### PROBLEM REQUIREMENTS
For the listing beneath, state how many lines contain the string "weekday". Give the number by itself.

### EXERCISE DATA
=== Section Start ===

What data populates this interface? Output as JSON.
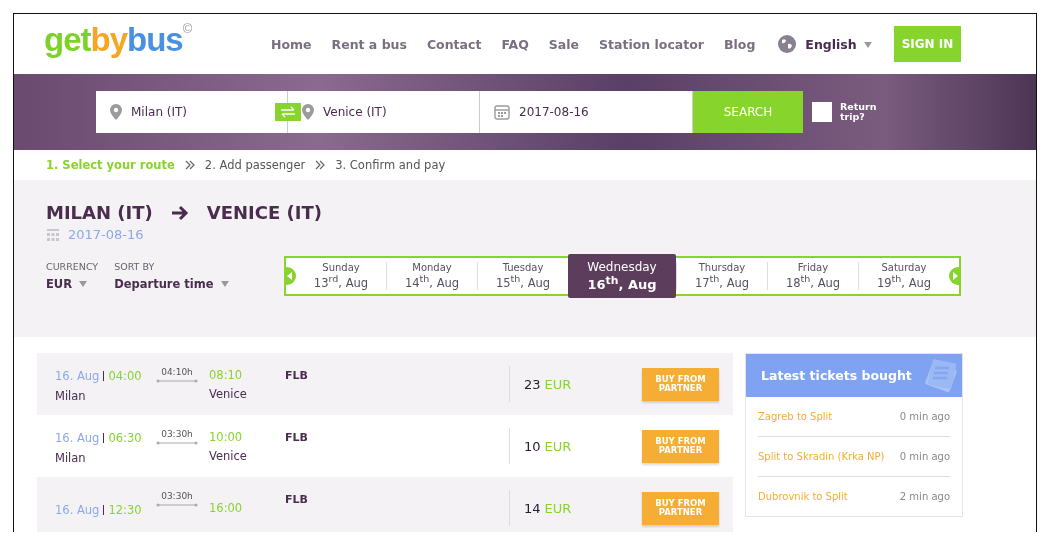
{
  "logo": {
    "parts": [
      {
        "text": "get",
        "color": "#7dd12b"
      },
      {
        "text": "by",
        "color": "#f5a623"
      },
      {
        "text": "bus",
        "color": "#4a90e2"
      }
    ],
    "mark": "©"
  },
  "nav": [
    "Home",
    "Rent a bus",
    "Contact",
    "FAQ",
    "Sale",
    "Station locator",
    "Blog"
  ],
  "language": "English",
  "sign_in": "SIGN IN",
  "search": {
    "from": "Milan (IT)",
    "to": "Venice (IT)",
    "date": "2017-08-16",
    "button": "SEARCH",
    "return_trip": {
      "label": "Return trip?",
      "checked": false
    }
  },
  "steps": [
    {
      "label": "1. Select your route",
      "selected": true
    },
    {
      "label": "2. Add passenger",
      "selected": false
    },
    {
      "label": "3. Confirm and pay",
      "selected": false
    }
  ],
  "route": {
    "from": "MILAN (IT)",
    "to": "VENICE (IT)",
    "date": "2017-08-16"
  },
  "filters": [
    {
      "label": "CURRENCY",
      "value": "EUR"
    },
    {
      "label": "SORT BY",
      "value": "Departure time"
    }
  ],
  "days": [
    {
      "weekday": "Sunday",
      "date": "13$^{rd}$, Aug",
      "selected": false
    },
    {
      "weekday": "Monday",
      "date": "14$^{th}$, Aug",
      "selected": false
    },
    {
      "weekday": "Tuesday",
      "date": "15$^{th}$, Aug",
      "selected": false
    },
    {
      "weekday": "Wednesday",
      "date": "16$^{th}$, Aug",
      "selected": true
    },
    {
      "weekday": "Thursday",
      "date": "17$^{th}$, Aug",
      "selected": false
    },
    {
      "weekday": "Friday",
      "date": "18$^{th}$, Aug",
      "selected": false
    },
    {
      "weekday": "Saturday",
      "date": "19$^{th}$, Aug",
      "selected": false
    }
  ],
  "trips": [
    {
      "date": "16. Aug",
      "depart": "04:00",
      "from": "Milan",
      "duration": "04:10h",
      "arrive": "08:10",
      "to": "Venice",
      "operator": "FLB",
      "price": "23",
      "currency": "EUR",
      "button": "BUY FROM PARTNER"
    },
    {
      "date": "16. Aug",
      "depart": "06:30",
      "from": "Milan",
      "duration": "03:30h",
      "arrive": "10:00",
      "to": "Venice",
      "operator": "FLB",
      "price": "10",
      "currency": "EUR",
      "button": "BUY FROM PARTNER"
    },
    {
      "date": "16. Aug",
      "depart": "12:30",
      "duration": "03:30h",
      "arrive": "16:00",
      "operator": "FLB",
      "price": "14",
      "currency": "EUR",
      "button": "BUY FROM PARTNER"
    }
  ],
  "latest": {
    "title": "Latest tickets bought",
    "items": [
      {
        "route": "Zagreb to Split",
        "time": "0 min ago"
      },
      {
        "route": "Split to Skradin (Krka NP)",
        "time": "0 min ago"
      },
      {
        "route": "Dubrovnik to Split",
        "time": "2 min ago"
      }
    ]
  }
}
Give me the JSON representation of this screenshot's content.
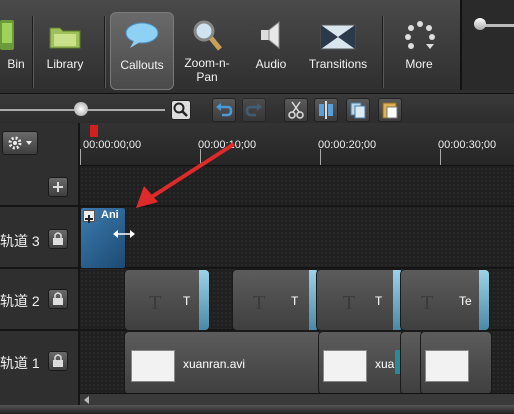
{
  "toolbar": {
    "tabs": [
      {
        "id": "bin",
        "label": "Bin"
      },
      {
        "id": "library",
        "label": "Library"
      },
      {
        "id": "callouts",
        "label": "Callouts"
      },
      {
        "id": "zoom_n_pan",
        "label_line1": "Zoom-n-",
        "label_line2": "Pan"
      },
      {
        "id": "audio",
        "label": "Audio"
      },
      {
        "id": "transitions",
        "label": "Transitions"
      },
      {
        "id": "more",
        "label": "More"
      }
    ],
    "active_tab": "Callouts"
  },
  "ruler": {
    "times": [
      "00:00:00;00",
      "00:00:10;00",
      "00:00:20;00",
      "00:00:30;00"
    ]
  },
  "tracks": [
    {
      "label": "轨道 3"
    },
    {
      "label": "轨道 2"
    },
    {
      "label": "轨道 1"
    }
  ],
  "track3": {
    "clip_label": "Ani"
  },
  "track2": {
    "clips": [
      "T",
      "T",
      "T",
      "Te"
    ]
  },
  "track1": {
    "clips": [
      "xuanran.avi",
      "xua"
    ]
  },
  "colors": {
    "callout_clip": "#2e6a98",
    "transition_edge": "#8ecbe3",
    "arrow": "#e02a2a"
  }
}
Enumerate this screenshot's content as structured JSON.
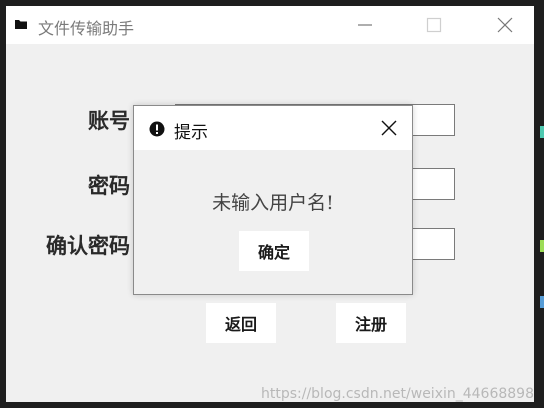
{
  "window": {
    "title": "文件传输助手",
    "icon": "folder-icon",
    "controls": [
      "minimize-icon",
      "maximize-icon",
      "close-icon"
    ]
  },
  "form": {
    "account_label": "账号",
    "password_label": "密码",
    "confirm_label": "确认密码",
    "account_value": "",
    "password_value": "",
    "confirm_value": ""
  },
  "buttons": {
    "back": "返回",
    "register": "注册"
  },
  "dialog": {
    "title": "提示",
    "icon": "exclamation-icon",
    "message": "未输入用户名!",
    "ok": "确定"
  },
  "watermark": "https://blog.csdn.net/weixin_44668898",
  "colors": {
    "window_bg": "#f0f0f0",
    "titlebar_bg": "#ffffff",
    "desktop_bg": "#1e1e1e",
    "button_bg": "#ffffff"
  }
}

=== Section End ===

### PROBLEM SOLUTION
7